■ Your assignment:
Only lines containing the word "true" are needed; pull them out of the material.

(Beginning of Input data)

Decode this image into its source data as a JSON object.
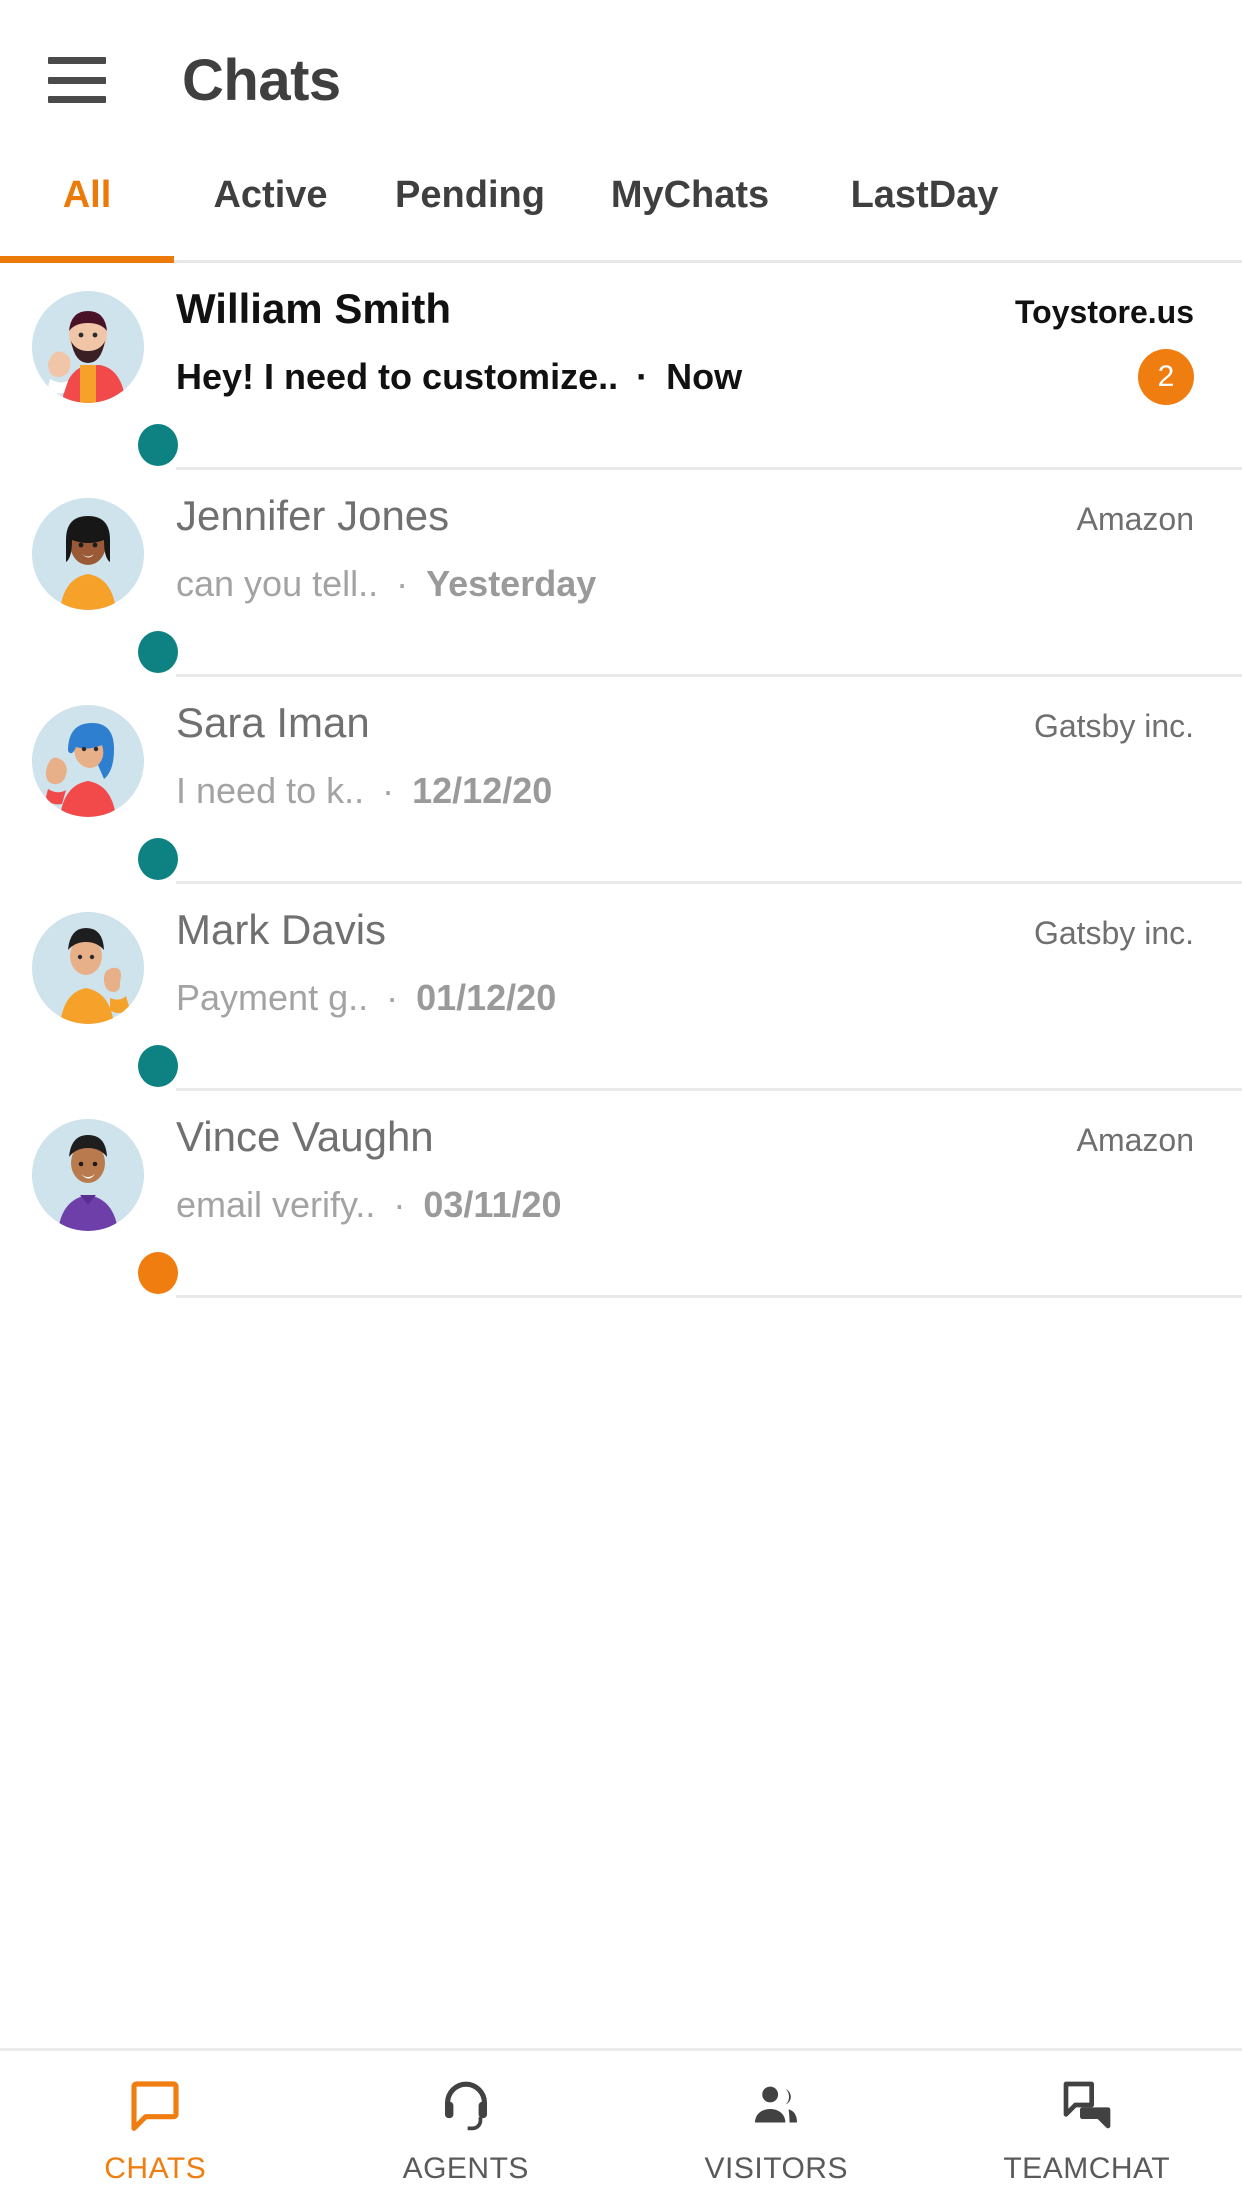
{
  "header": {
    "menu_icon": "hamburger-menu-icon",
    "title": "Chats"
  },
  "tabs": {
    "items": [
      {
        "label": "All",
        "selected": true
      },
      {
        "label": "Active",
        "selected": false
      },
      {
        "label": "Pending",
        "selected": false
      },
      {
        "label": "MyChats",
        "selected": false
      },
      {
        "label": "LastDay",
        "selected": false
      }
    ],
    "accent_color": "#ec7a08"
  },
  "chats": {
    "separator": "·",
    "rows": [
      {
        "name": "William Smith",
        "preview": "Hey! I need to customize..",
        "time": "Now",
        "company": "Toystore.us",
        "badge": "2",
        "unread": true,
        "status": "online"
      },
      {
        "name": "Jennifer Jones",
        "preview": "can you tell..",
        "time": "Yesterday",
        "company": "Amazon",
        "badge": "",
        "unread": false,
        "status": "online"
      },
      {
        "name": "Sara Iman",
        "preview": "I need to k..",
        "time": "12/12/20",
        "company": "Gatsby inc.",
        "badge": "",
        "unread": false,
        "status": "online"
      },
      {
        "name": "Mark Davis",
        "preview": "Payment g..",
        "time": "01/12/20",
        "company": "Gatsby inc.",
        "badge": "",
        "unread": false,
        "status": "online"
      },
      {
        "name": "Vince Vaughn",
        "preview": "email verify..",
        "time": "03/11/20",
        "company": "Amazon",
        "badge": "",
        "unread": false,
        "status": "away"
      }
    ]
  },
  "bottom_nav": {
    "items": [
      {
        "label": "CHATS",
        "icon": "chat-bubble-icon",
        "active": true
      },
      {
        "label": "AGENTS",
        "icon": "headset-icon",
        "active": false
      },
      {
        "label": "VISITORS",
        "icon": "people-icon",
        "active": false
      },
      {
        "label": "TEAMCHAT",
        "icon": "team-chat-icon",
        "active": false
      }
    ],
    "active_color": "#ef7d10",
    "inactive_color": "#5a5a5a"
  }
}
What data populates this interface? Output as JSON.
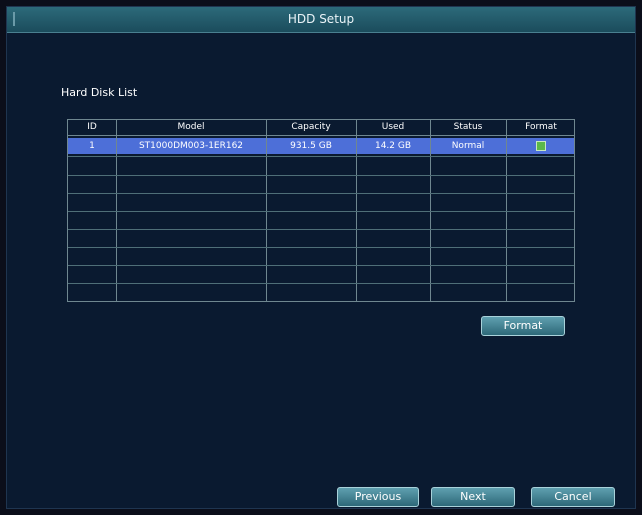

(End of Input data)

■ The answer:
        "selected": true
        "unread": true,
        "active": true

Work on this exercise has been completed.